KB: Whenever anybody's giving a shit about music on any level it's a good thing. It’s not like [collecting] guitars. I know people who just collect guitars and don’t even play them-- that's a different matter.
"I don’t really feel that connected to cassettes. Plastic just annoys me."
Pitchfork: This year marks of Montreal's 15th anniversary, and the band's been through a lot of sonic changes since your early albums. Do you think that you've retained fans from way back when?
KB: Every once in a while, somebody will come up and say, “I found out about you guys forever ago, around [1999's] The Gay Parade.” I was playing The Gay Parade for one of the guys in the band who had never heard it-- he couldn’t believe what he was hearing. I feel pretty detached from [that time period]. We never play anything [live] that was recorded before [2004's] Satanic Panic in the Attic. I closed the book on that period of my life and moved forward.
Pitchfork: So you're never going to play material from before Satanic Panic live again?
KB: I can’t see it ever happening. The only way it would happen would be if a record became popular in some weird random country. [laughs] Actually, The Gay Parade did sell really well in Japan. For a brief time period, we were like rock stars over there. But after a year, it had totally died out. [laughs]
What might have attracted somebody in the beginning is not really there anymore. Albums like Cherry Peel are extremely naive and sweet and not all that competent. It's like natural human development, you start off when you’re young and vulnerable.
Pitchfork: So what's your midlife crisis record going to sound like?
KB: [laughs] I don’t know. Maybe like a bagpipe record.
Pitchfork: What's the record in your career thus far that you're most proud of?
KB: There are moments of my records that I’m proud of, but I don’t think I’ve made a great record. I guess that gives me something to live for.
"I’m not really excited about playing any of my old songs live.
It would feel like I was wasting my time."
Pitchfork: With Jeff Mangum touring and Olivia Tremor Control becoming more of an active concern again, an Elephant 6 revival seems to be in place. A bunch of the E6 guys did the Holiday Surprise tour a few years ago-- if that kind of thing were to happen again, would of Montreal join in?
KB: I didn't go on the Holiday Surprise tour because we were too busy, and I’m not really that excited about playing any of those old songs.
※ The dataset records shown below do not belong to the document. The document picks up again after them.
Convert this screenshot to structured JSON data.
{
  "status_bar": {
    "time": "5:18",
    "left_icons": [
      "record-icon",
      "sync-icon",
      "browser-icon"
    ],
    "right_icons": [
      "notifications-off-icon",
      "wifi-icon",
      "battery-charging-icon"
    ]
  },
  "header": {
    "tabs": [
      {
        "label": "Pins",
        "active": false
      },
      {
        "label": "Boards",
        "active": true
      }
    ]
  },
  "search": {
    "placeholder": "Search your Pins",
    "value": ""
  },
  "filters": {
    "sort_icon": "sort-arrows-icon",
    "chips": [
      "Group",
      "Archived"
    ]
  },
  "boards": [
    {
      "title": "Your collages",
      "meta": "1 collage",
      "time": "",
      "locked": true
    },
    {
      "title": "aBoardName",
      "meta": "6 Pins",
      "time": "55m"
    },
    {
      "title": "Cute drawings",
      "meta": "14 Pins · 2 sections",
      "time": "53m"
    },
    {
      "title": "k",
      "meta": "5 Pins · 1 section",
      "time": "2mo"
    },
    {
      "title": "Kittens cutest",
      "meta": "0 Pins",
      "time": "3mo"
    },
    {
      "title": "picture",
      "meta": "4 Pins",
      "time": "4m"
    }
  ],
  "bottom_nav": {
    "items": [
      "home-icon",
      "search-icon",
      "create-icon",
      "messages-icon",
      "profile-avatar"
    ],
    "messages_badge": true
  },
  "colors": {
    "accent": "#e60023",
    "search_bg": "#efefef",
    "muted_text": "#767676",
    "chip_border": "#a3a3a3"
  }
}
I don’t feel nostalgic about it. It would feel like I was wasting my time. I don’t mean that as a criticism against anybody else. I think it’s a defect for me that I can’t really appreciate it that much-- anything I’ve done always just seems boring and stale really quickly. I just want to keep moving forward.
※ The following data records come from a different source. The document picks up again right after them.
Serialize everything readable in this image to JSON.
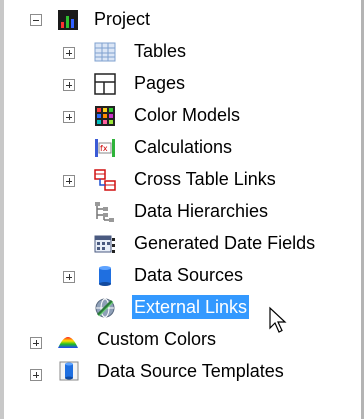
{
  "tree": {
    "root": {
      "label": "Project",
      "icon": "project-chart-icon",
      "expanded": true
    },
    "children": [
      {
        "label": "Tables",
        "icon": "table-grid-icon",
        "expandable": true
      },
      {
        "label": "Pages",
        "icon": "pages-icon",
        "expandable": true
      },
      {
        "label": "Color Models",
        "icon": "color-models-icon",
        "expandable": true
      },
      {
        "label": "Calculations",
        "icon": "calculations-icon",
        "expandable": false
      },
      {
        "label": "Cross Table Links",
        "icon": "cross-table-links-icon",
        "expandable": true
      },
      {
        "label": "Data Hierarchies",
        "icon": "data-hierarchies-icon",
        "expandable": false
      },
      {
        "label": "Generated Date Fields",
        "icon": "generated-date-fields-icon",
        "expandable": false
      },
      {
        "label": "Data Sources",
        "icon": "data-sources-icon",
        "expandable": true
      },
      {
        "label": "External Links",
        "icon": "external-links-icon",
        "expandable": false,
        "selected": true
      }
    ],
    "siblings": [
      {
        "label": "Custom Colors",
        "icon": "custom-colors-icon",
        "expandable": true
      },
      {
        "label": "Data Source Templates",
        "icon": "data-source-templates-icon",
        "expandable": true
      }
    ]
  },
  "colors": {
    "selection": "#3399ff",
    "selected_text": "#ffffff"
  }
}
Pitchfork: When's the last time you spoke to Jeff Mangum?
KB: A couple of years ago. He came to one of our shows and we were hanging out backstage for a little bit. He seemed to be in good spirits and it’s always great to see him. I’ve always admired him. He’s been sort of a big brother figure for me.
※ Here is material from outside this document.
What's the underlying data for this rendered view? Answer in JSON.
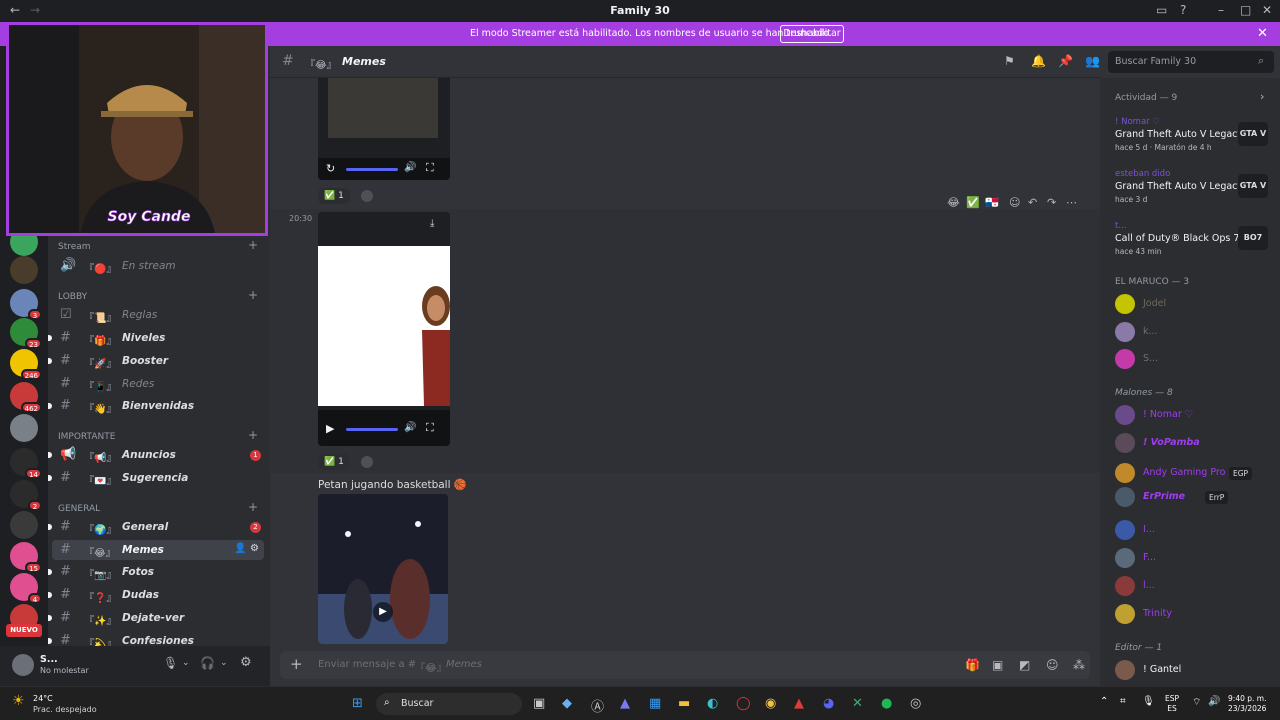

Pitchfork: You're finishing up a new of Montreal record, right?
KB: Yeah, there’s some moments on this record that are very different from anything I’ve ever done before. It’s a bit more esoteric, and it’s probably not something everybody’s going to like. I can see a lot of people having problems with it, but I can also see a lot of people loving it. I feel like so many records nowadays are disposable-- you’re not really expected to listen to the whole album, and no one does. With this record, I wanted something that was more of an experience that you would listen to from start to finish and have a very deep personal connection to. The songs are way more intimate and confessional.
Pitchfork: Any specific influences you're drawing from?
KB: Twentieth-century modern classical music-- Penderecki, Charles Ives, Ligeti. But it’s not a complete departure. There’s still funky elements, and it’s still very much a colorful pop record. But it goes into darker places. There’s one song in particular that is kind of polarizing in a strange way. I play it for a lot of people and it seems like they just feel confused by it.
Pitchfork: What's that song called?
KB: "Exorcismic Breeding Knife".